▶ [Task brief]: For each line below that holds the word "JSON", make a copy.

···

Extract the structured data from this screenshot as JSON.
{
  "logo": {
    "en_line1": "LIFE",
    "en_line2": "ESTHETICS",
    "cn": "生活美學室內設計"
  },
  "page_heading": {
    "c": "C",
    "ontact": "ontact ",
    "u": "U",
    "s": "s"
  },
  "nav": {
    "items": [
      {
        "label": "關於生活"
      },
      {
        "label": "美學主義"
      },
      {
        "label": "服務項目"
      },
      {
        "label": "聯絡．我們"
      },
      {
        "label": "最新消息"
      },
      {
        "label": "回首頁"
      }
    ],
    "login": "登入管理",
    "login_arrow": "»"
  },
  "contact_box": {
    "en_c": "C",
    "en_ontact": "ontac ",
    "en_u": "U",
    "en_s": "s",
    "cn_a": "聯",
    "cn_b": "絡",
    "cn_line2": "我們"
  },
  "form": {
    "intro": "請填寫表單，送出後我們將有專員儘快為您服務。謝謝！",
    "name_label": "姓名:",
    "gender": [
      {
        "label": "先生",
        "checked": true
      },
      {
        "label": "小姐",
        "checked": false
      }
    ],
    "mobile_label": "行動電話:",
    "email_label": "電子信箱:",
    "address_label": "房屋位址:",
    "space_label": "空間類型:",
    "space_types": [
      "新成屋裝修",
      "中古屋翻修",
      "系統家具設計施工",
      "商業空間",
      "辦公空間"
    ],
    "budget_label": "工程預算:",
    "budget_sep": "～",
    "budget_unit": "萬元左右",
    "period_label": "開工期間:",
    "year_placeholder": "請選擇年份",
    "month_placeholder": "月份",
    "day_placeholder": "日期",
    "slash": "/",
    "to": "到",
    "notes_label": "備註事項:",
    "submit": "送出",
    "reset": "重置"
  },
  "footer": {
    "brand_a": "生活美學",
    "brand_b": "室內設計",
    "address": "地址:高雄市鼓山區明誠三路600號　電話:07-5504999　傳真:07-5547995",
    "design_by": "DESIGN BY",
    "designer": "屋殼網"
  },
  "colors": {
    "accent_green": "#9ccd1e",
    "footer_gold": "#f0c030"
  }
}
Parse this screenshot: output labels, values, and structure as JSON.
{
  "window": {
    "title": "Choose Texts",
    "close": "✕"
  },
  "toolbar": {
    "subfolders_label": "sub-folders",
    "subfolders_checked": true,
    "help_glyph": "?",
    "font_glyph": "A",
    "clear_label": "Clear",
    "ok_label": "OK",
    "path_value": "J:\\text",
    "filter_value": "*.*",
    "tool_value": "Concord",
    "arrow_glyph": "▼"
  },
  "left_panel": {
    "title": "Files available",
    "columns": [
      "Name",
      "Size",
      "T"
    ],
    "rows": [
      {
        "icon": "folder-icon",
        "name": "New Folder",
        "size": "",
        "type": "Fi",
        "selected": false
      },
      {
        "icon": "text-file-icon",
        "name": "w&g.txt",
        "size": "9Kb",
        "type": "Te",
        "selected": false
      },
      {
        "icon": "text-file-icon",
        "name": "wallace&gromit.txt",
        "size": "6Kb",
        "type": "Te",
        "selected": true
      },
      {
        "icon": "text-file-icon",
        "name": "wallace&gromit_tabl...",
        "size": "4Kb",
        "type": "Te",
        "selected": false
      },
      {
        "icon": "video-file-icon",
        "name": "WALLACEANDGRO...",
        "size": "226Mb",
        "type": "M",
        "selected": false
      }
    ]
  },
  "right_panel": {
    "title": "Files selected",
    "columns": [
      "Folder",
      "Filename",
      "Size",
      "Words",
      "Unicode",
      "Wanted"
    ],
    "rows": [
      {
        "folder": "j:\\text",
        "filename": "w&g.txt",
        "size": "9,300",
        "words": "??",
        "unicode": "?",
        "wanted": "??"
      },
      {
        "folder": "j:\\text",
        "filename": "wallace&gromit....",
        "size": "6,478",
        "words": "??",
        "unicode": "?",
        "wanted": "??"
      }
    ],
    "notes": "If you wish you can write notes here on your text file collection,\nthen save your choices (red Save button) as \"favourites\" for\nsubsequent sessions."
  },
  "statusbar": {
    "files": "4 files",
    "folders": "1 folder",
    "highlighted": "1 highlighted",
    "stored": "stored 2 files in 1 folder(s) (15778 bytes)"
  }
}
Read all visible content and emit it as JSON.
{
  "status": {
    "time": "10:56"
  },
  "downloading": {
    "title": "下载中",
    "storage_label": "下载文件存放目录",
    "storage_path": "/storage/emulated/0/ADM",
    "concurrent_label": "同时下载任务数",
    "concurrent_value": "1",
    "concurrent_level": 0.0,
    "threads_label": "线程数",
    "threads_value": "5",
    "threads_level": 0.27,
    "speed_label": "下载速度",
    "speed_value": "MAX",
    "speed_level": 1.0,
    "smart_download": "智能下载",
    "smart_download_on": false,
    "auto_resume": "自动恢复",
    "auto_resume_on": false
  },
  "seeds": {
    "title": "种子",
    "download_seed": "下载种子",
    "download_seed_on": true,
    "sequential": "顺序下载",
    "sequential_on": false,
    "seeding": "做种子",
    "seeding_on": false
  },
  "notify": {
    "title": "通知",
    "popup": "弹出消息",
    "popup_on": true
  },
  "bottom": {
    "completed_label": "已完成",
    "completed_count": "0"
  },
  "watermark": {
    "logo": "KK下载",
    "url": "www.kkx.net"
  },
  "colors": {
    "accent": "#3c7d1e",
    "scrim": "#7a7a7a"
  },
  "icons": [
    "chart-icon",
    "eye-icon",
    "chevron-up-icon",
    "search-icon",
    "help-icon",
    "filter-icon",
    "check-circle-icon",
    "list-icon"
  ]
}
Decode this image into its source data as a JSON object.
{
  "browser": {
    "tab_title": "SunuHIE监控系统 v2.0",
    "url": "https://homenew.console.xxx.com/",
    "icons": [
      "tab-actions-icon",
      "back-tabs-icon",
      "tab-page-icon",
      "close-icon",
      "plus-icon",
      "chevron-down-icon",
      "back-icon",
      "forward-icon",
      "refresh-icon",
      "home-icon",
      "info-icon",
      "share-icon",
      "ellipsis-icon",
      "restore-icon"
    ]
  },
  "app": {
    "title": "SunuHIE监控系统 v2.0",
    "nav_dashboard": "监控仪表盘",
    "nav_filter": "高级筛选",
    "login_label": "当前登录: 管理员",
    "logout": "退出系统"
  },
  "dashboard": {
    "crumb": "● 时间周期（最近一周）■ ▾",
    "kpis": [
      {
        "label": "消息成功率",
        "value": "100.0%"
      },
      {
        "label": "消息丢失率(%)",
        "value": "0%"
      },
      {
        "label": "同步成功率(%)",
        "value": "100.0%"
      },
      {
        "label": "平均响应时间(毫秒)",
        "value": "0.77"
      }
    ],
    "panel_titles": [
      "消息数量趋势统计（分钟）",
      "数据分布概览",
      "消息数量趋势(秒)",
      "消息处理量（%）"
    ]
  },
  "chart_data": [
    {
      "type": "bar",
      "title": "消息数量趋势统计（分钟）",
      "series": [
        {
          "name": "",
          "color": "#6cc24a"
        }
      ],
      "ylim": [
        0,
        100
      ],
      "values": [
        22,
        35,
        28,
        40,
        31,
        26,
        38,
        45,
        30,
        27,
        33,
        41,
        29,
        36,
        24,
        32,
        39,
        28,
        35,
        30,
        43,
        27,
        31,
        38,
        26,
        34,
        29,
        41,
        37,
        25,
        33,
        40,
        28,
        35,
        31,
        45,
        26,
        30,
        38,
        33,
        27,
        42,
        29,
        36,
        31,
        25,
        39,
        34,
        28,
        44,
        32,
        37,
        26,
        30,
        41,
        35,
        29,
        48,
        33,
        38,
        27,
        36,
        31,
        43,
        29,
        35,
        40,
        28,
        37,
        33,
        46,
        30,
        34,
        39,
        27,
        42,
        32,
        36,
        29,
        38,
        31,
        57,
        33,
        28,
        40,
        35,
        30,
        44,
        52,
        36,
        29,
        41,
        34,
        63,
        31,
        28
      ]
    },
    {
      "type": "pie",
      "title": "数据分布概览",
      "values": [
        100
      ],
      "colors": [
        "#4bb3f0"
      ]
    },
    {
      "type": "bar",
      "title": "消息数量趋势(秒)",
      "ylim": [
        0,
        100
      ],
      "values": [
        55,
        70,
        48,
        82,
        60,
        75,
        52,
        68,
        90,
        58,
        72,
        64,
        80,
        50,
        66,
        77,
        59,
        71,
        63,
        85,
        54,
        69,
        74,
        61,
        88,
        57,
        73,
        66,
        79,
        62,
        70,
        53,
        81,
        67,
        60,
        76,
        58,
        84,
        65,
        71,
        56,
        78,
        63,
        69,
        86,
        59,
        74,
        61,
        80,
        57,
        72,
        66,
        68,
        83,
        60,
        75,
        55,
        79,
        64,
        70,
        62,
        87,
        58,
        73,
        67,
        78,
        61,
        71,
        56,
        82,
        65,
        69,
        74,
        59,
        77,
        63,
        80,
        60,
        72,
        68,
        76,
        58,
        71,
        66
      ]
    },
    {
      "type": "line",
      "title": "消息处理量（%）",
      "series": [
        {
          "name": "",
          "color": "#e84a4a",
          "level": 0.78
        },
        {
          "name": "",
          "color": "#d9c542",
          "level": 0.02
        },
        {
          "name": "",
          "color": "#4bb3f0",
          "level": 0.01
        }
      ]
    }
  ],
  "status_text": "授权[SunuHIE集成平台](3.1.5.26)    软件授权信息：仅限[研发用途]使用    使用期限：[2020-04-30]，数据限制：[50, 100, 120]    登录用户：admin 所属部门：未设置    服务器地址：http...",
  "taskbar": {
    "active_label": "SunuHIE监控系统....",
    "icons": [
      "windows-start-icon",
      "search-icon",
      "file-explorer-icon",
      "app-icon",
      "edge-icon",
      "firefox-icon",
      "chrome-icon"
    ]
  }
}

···

▶ [Completed task]:
Extract the structured data from this screenshot as JSON.
Parse this screenshot: output labels, values, and structure as JSON.
Read all visible content and emit it as JSON.
Decode this image into its source data as a JSON object.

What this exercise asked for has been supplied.